======== Dataset content ========

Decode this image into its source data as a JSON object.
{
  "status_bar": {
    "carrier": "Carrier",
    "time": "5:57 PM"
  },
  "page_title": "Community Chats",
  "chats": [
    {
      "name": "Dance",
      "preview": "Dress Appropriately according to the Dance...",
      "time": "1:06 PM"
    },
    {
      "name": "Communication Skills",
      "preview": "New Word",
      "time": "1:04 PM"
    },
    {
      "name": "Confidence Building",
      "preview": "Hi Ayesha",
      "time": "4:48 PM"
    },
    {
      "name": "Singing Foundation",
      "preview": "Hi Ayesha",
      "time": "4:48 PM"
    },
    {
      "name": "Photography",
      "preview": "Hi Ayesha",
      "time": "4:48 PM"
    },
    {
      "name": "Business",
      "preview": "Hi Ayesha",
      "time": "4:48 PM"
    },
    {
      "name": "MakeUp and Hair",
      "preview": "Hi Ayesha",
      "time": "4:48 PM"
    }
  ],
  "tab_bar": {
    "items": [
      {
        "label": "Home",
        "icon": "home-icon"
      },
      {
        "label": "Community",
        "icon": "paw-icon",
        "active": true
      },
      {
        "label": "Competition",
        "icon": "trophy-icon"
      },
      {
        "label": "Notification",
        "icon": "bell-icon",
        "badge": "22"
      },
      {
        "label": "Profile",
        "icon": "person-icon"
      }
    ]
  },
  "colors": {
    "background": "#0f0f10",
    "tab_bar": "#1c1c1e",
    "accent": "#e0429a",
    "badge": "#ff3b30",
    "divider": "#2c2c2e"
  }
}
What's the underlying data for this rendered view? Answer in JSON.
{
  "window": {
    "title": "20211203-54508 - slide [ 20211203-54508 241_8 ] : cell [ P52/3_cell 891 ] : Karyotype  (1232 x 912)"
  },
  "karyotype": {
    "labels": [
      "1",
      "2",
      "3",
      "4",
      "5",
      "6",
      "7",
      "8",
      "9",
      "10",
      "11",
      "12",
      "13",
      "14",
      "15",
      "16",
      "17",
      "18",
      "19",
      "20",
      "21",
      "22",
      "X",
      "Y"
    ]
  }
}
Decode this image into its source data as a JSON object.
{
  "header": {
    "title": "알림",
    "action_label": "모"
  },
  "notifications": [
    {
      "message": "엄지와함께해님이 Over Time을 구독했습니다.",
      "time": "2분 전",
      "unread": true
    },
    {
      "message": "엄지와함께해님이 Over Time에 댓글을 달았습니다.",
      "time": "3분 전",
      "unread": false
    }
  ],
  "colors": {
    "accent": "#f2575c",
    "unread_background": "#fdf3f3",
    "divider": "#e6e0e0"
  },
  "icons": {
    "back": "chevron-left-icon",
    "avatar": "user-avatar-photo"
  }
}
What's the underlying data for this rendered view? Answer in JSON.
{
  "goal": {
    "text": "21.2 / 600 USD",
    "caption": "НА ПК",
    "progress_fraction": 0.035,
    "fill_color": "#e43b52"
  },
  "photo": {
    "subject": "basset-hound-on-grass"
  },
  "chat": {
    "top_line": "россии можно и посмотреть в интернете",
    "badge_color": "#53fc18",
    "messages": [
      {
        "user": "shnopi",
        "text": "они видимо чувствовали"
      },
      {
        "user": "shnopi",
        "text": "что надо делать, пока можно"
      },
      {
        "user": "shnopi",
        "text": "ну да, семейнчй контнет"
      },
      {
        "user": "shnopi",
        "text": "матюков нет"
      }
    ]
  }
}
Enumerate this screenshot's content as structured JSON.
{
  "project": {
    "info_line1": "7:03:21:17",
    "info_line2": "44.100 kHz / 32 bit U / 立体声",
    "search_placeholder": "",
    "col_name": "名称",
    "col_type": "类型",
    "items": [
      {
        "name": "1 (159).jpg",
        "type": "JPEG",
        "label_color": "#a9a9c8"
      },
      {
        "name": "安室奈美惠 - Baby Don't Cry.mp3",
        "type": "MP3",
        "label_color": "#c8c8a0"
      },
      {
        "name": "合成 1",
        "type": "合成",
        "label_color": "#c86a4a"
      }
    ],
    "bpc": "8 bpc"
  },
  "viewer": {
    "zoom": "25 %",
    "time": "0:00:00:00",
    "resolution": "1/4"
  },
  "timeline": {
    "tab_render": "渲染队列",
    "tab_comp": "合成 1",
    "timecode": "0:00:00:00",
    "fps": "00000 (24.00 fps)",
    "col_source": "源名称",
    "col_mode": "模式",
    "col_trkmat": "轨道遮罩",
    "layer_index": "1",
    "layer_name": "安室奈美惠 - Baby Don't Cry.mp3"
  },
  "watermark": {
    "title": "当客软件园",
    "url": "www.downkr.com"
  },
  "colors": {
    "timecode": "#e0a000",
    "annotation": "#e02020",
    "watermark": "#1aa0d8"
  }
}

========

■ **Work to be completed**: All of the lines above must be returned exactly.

■ **Answer**:
Decode this image into its source data as a JSON object.
{
  "status_bar": {
    "carrier": "Carrier",
    "time": "5:57 PM"
  },
  "page_title": "Community Chats",
  "chats": [
    {
      "name": "Dance",
      "preview": "Dress Appropriately according to the Dance...",
      "time": "1:06 PM"
    },
    {
      "name": "Communication Skills",
      "preview": "New Word",
      "time": "1:04 PM"
    },
    {
      "name": "Confidence Building",
      "preview": "Hi Ayesha",
      "time": "4:48 PM"
    },
    {
      "name": "Singing Foundation",
      "preview": "Hi Ayesha",
      "time": "4:48 PM"
    },
    {
      "name": "Photography",
      "preview": "Hi Ayesha",
      "time": "4:48 PM"
    },
    {
      "name": "Business",
      "preview": "Hi Ayesha",
      "time": "4:48 PM"
    },
    {
      "name": "MakeUp and Hair",
      "preview": "Hi Ayesha",
      "time": "4:48 PM"
    }
  ],
  "tab_bar": {
    "items": [
      {
        "label": "Home",
        "icon": "home-icon"
      },
      {
        "label": "Community",
        "icon": "paw-icon",
        "active": true
      },
      {
        "label": "Competition",
        "icon": "trophy-icon"
      },
      {
        "label": "Notification",
        "icon": "bell-icon",
        "badge": "22"
      },
      {
        "label": "Profile",
        "icon": "person-icon"
      }
    ]
  },
  "colors": {
    "background": "#0f0f10",
    "tab_bar": "#1c1c1e",
    "accent": "#e0429a",
    "badge": "#ff3b30",
    "divider": "#2c2c2e"
  }
}
What's the underlying data for this rendered view? Answer in JSON.
{
  "window": {
    "title": "20211203-54508 - slide [ 20211203-54508 241_8 ] : cell [ P52/3_cell 891 ] : Karyotype  (1232 x 912)"
  },
  "karyotype": {
    "labels": [
      "1",
      "2",
      "3",
      "4",
      "5",
      "6",
      "7",
      "8",
      "9",
      "10",
      "11",
      "12",
      "13",
      "14",
      "15",
      "16",
      "17",
      "18",
      "19",
      "20",
      "21",
      "22",
      "X",
      "Y"
    ]
  }
}
Decode this image into its source data as a JSON object.
{
  "header": {
    "title": "알림",
    "action_label": "모"
  },
  "notifications": [
    {
      "message": "엄지와함께해님이 Over Time을 구독했습니다.",
      "time": "2분 전",
      "unread": true
    },
    {
      "message": "엄지와함께해님이 Over Time에 댓글을 달았습니다.",
      "time": "3분 전",
      "unread": false
    }
  ],
  "colors": {
    "accent": "#f2575c",
    "unread_background": "#fdf3f3",
    "divider": "#e6e0e0"
  },
  "icons": {
    "back": "chevron-left-icon",
    "avatar": "user-avatar-photo"
  }
}
What's the underlying data for this rendered view? Answer in JSON.
{
  "goal": {
    "text": "21.2 / 600 USD",
    "caption": "НА ПК",
    "progress_fraction": 0.035,
    "fill_color": "#e43b52"
  },
  "photo": {
    "subject": "basset-hound-on-grass"
  },
  "chat": {
    "top_line": "россии можно и посмотреть в интернете",
    "badge_color": "#53fc18",
    "messages": [
      {
        "user": "shnopi",
        "text": "они видимо чувствовали"
      },
      {
        "user": "shnopi",
        "text": "что надо делать, пока можно"
      },
      {
        "user": "shnopi",
        "text": "ну да, семейнчй контнет"
      },
      {
        "user": "shnopi",
        "text": "матюков нет"
      }
    ]
  }
}
Enumerate this screenshot's content as structured JSON.
{
  "project": {
    "info_line1": "7:03:21:17",
    "info_line2": "44.100 kHz / 32 bit U / 立体声",
    "search_placeholder": "",
    "col_name": "名称",
    "col_type": "类型",
    "items": [
      {
        "name": "1 (159).jpg",
        "type": "JPEG",
        "label_color": "#a9a9c8"
      },
      {
        "name": "安室奈美惠 - Baby Don't Cry.mp3",
        "type": "MP3",
        "label_color": "#c8c8a0"
      },
      {
        "name": "合成 1",
        "type": "合成",
        "label_color": "#c86a4a"
      }
    ],
    "bpc": "8 bpc"
  },
  "viewer": {
    "zoom": "25 %",
    "time": "0:00:00:00",
    "resolution": "1/4"
  },
  "timeline": {
    "tab_render": "渲染队列",
    "tab_comp": "合成 1",
    "timecode": "0:00:00:00",
    "fps": "00000 (24.00 fps)",
    "col_source": "源名称",
    "col_mode": "模式",
    "col_trkmat": "轨道遮罩",
    "layer_index": "1",
    "layer_name": "安室奈美惠 - Baby Don't Cry.mp3"
  },
  "watermark": {
    "title": "当客软件园",
    "url": "www.downkr.com"
  },
  "colors": {
    "timecode": "#e0a000",
    "annotation": "#e02020",
    "watermark": "#1aa0d8"
  }
}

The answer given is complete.